James Shield's Sheffield United Column: The most important audiences to impress as the great managerial show continues
Sheffield United’s managerial auditions are being performed in front of two different audiences.
And in order to arrive at the right decision they must assess the reactions of both to the prospect of either watching or working under every single one of the names on what is now, after club officials finally reached out to Slavisa Jokanovic, a six man shortlist also thought to include Oostende’s Alexander Blessin, Philippe Clement of Club Brugge, maybe Lincoln City’s Michael Appleton and Scott Parker at Fulham but definitely Paul Heckingbottom; the guy currently in caretaker charge.
For a host of reasons, not least the fact they have been forced to watch from afar as United spiralled towards relegation from the Premier League this term, whoever replaces Chris Wilder must help reconnect the club with its support base. Succeeding someone who twice delivered promotion and then a ninth placed top-flight finish during what was a remarkable five year reign will be tough enough with the backing of the fans. Even tougher without, given the standards they will be expected to adhere to.
True, the fans are and always will be the most important people at United. As we’ve seen in recent weeks, as some of their counterparts across the country protested against the proposed creation of a European Super League, they can also be the most influential.
But in this instance, I’d respectfully suggest the most important figures to consider are those inside the dressing room. Already consigned to the drop and having been beaten into psychological submission over the past few months, United’s squad clearly in desperate need of a pick-me-up. With several of its members likely to be lured away this summer, the next commander-in-chief must have the presence, the CV and the sheer force of personality required to convince others who might waver than it is worth sticking around for another 12 months at least. It is for precisely this reason that many folk feel Jokanovic, who led Watford and Fulham out of the Championship before joining Qatari outfit Al-Gharafa, is the outstanding candidate. (That is not to say the others don’t also have their own special qualities).

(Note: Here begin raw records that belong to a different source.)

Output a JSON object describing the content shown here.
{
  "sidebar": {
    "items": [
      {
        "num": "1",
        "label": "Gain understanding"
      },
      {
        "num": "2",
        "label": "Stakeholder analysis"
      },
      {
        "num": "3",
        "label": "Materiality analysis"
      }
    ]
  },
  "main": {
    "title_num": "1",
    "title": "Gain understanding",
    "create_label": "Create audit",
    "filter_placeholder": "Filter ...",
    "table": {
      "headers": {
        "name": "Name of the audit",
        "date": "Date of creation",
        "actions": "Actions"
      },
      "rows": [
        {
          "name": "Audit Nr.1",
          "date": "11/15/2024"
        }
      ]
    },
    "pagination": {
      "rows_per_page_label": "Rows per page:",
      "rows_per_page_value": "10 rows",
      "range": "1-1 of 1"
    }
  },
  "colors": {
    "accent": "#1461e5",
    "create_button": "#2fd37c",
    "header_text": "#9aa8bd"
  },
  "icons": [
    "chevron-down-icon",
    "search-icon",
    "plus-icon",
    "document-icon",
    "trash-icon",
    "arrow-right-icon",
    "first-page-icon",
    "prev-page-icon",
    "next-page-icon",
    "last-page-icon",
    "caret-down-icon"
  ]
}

At such a critical stage of United’s development, their new gaffer or head coach, depending upon which route they decide to go down, must immediately command the respect and the attention of a group which, despite being desperately short of confidence, was effectively constructed in Wilder’s own combative image. Footballers question. They are critical and essentially - given you have to be to turn professional in the first place - pretty selfish individuals, who will quickly lose interest in listening to someone they suspect isn’t up to the job.

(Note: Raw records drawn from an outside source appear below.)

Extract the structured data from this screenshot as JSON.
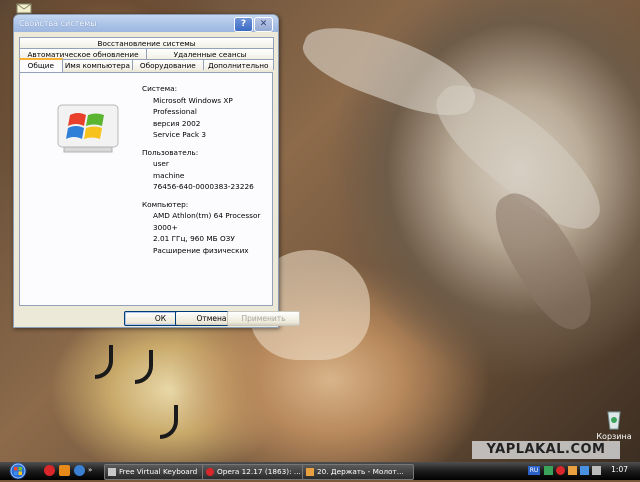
{
  "window": {
    "title": "Свойства системы",
    "tabs_row1": [
      "Восстановление системы"
    ],
    "tabs_row2": [
      "Автоматическое обновление",
      "Удаленные сеансы"
    ],
    "tabs_row3": [
      "Общие",
      "Имя компьютера",
      "Оборудование",
      "Дополнительно"
    ],
    "active_tab": "Общие",
    "system": {
      "heading": "Система:",
      "lines": [
        "Microsoft Windows XP",
        "Professional",
        "версия 2002",
        "Service Pack 3"
      ]
    },
    "user": {
      "heading": "Пользователь:",
      "lines": [
        "user",
        "machine",
        "76456-640-0000383-23226"
      ]
    },
    "computer": {
      "heading": "Компьютер:",
      "lines": [
        "AMD Athlon(tm) 64 Processor",
        "3000+",
        "2.01 ГГц, 960 МБ ОЗУ",
        "Расширение физических"
      ]
    },
    "buttons": {
      "ok": "ОК",
      "cancel": "Отмена",
      "apply": "Применить"
    }
  },
  "desktop": {
    "recycle_bin_label": "Корзина",
    "watermark": "YAPLAKAL.COM"
  },
  "taskbar": {
    "tasks": [
      "Free Virtual Keyboard",
      "Opera 12.17 (1863): ...",
      "20. Держать - Молот..."
    ],
    "language": "RU",
    "clock": "1:07"
  },
  "colors": {
    "titlebar": "#a9c1e6",
    "taskbar": "#1c1c1c",
    "tab_highlight": "#f8b133"
  }
}
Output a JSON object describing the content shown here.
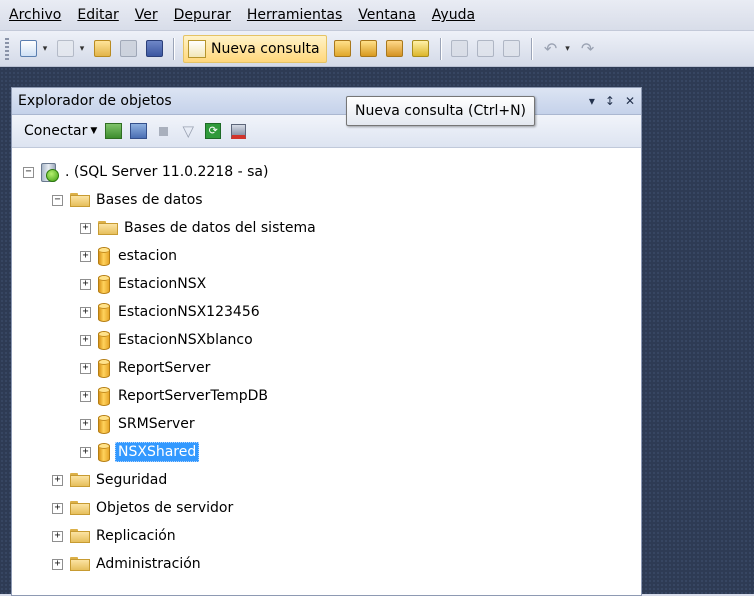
{
  "menu": [
    "Archivo",
    "Editar",
    "Ver",
    "Depurar",
    "Herramientas",
    "Ventana",
    "Ayuda"
  ],
  "toolbar": {
    "new_query_label": "Nueva consulta"
  },
  "tooltip": "Nueva consulta (Ctrl+N)",
  "object_explorer": {
    "title": "Explorador de objetos",
    "pin_glyph": "↕",
    "close_glyph": "✕",
    "dropdown_glyph": "▾",
    "connect_label": "Conectar",
    "tree": {
      "server": ". (SQL Server 11.0.2218 - sa)",
      "databases_folder": "Bases de datos",
      "system_databases": "Bases de datos del sistema",
      "databases": [
        "estacion",
        "EstacionNSX",
        "EstacionNSX123456",
        "EstacionNSXblanco",
        "ReportServer",
        "ReportServerTempDB",
        "SRMServer",
        "NSXShared"
      ],
      "selected_database": "NSXShared",
      "other_folders": [
        "Seguridad",
        "Objetos de servidor",
        "Replicación",
        "Administración"
      ]
    }
  },
  "colors": {
    "selection": "#3399ff",
    "background": "#2e3b54"
  }
}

Speaking of that, and having seen plenty on social media suggesting Heckingbottom falls into that category, I find it hard to fathom the tone of some of the criticism being directed towards Heckingbottom right now. I say ‘the tone’ because even he will accept results and performances have, by and large, been disappointing on his watch. But he didn’t covet the post, was dealt a pretty crappy hand when he stepped into the breach two months ago and has been instrumental in developing some of the exciting young talents now filtering through to senior level. For that and that alone, he deserves respect.